*Action item*.
Return all of the lines below exactly as they are.

*Records for the exercise*.
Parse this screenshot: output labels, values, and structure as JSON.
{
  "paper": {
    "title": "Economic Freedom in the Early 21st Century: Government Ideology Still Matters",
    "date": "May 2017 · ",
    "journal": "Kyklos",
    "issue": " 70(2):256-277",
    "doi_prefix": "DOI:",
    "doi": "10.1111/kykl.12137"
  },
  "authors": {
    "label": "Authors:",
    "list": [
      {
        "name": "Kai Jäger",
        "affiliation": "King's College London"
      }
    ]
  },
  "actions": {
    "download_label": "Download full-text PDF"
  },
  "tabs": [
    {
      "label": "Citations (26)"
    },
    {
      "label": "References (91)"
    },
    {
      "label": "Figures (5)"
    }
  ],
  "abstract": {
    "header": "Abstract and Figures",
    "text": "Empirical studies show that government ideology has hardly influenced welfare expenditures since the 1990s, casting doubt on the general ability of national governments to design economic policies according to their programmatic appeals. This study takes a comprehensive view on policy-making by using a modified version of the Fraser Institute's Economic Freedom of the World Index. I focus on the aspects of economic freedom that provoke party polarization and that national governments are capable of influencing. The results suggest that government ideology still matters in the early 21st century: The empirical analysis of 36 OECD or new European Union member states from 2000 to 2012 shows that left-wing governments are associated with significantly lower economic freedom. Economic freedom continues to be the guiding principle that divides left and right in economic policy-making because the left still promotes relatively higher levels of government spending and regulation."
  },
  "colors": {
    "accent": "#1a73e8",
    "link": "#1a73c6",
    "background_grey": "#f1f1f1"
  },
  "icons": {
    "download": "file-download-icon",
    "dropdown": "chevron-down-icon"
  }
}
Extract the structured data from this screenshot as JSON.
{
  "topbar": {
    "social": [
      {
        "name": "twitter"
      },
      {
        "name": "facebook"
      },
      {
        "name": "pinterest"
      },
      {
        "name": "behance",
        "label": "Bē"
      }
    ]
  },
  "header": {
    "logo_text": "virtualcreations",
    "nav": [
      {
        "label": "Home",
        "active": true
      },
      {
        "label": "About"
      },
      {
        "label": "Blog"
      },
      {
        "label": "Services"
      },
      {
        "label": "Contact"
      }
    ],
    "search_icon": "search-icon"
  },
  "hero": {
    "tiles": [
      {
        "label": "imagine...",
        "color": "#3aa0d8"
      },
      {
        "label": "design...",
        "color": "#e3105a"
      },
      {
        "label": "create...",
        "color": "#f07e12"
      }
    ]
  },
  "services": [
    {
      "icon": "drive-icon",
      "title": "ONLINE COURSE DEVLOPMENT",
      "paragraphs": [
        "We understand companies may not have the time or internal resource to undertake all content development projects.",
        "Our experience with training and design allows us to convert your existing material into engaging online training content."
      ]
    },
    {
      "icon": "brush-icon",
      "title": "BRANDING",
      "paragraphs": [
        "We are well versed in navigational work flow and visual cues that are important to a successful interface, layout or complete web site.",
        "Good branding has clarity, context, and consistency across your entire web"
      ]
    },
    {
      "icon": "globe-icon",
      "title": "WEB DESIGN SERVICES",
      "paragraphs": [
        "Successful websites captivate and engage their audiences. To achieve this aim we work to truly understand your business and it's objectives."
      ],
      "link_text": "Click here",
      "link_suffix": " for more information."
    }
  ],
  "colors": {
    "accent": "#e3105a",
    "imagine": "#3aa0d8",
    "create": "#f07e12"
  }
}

*Task answer*.
Parse this screenshot: output labels, values, and structure as JSON.
{
  "paper": {
    "title": "Economic Freedom in the Early 21st Century: Government Ideology Still Matters",
    "date": "May 2017 · ",
    "journal": "Kyklos",
    "issue": " 70(2):256-277",
    "doi_prefix": "DOI:",
    "doi": "10.1111/kykl.12137"
  },
  "authors": {
    "label": "Authors:",
    "list": [
      {
        "name": "Kai Jäger",
        "affiliation": "King's College London"
      }
    ]
  },
  "actions": {
    "download_label": "Download full-text PDF"
  },
  "tabs": [
    {
      "label": "Citations (26)"
    },
    {
      "label": "References (91)"
    },
    {
      "label": "Figures (5)"
    }
  ],
  "abstract": {
    "header": "Abstract and Figures",
    "text": "Empirical studies show that government ideology has hardly influenced welfare expenditures since the 1990s, casting doubt on the general ability of national governments to design economic policies according to their programmatic appeals. This study takes a comprehensive view on policy-making by using a modified version of the Fraser Institute's Economic Freedom of the World Index. I focus on the aspects of economic freedom that provoke party polarization and that national governments are capable of influencing. The results suggest that government ideology still matters in the early 21st century: The empirical analysis of 36 OECD or new European Union member states from 2000 to 2012 shows that left-wing governments are associated with significantly lower economic freedom. Economic freedom continues to be the guiding principle that divides left and right in economic policy-making because the left still promotes relatively higher levels of government spending and regulation."
  },
  "colors": {
    "accent": "#1a73e8",
    "link": "#1a73c6",
    "background_grey": "#f1f1f1"
  },
  "icons": {
    "download": "file-download-icon",
    "dropdown": "chevron-down-icon"
  }
}
Extract the structured data from this screenshot as JSON.
{
  "topbar": {
    "social": [
      {
        "name": "twitter"
      },
      {
        "name": "facebook"
      },
      {
        "name": "pinterest"
      },
      {
        "name": "behance",
        "label": "Bē"
      }
    ]
  },
  "header": {
    "logo_text": "virtualcreations",
    "nav": [
      {
        "label": "Home",
        "active": true
      },
      {
        "label": "About"
      },
      {
        "label": "Blog"
      },
      {
        "label": "Services"
      },
      {
        "label": "Contact"
      }
    ],
    "search_icon": "search-icon"
  },
  "hero": {
    "tiles": [
      {
        "label": "imagine...",
        "color": "#3aa0d8"
      },
      {
        "label": "design...",
        "color": "#e3105a"
      },
      {
        "label": "create...",
        "color": "#f07e12"
      }
    ]
  },
  "services": [
    {
      "icon": "drive-icon",
      "title": "ONLINE COURSE DEVLOPMENT",
      "paragraphs": [
        "We understand companies may not have the time or internal resource to undertake all content development projects.",
        "Our experience with training and design allows us to convert your existing material into engaging online training content."
      ]
    },
    {
      "icon": "brush-icon",
      "title": "BRANDING",
      "paragraphs": [
        "We are well versed in navigational work flow and visual cues that are important to a successful interface, layout or complete web site.",
        "Good branding has clarity, context, and consistency across your entire web"
      ]
    },
    {
      "icon": "globe-icon",
      "title": "WEB DESIGN SERVICES",
      "paragraphs": [
        "Successful websites captivate and engage their audiences. To achieve this aim we work to truly understand your business and it's objectives."
      ],
      "link_text": "Click here",
      "link_suffix": " for more information."
    }
  ],
  "colors": {
    "accent": "#e3105a",
    "imagine": "#3aa0d8",
    "create": "#f07e12"
  }
}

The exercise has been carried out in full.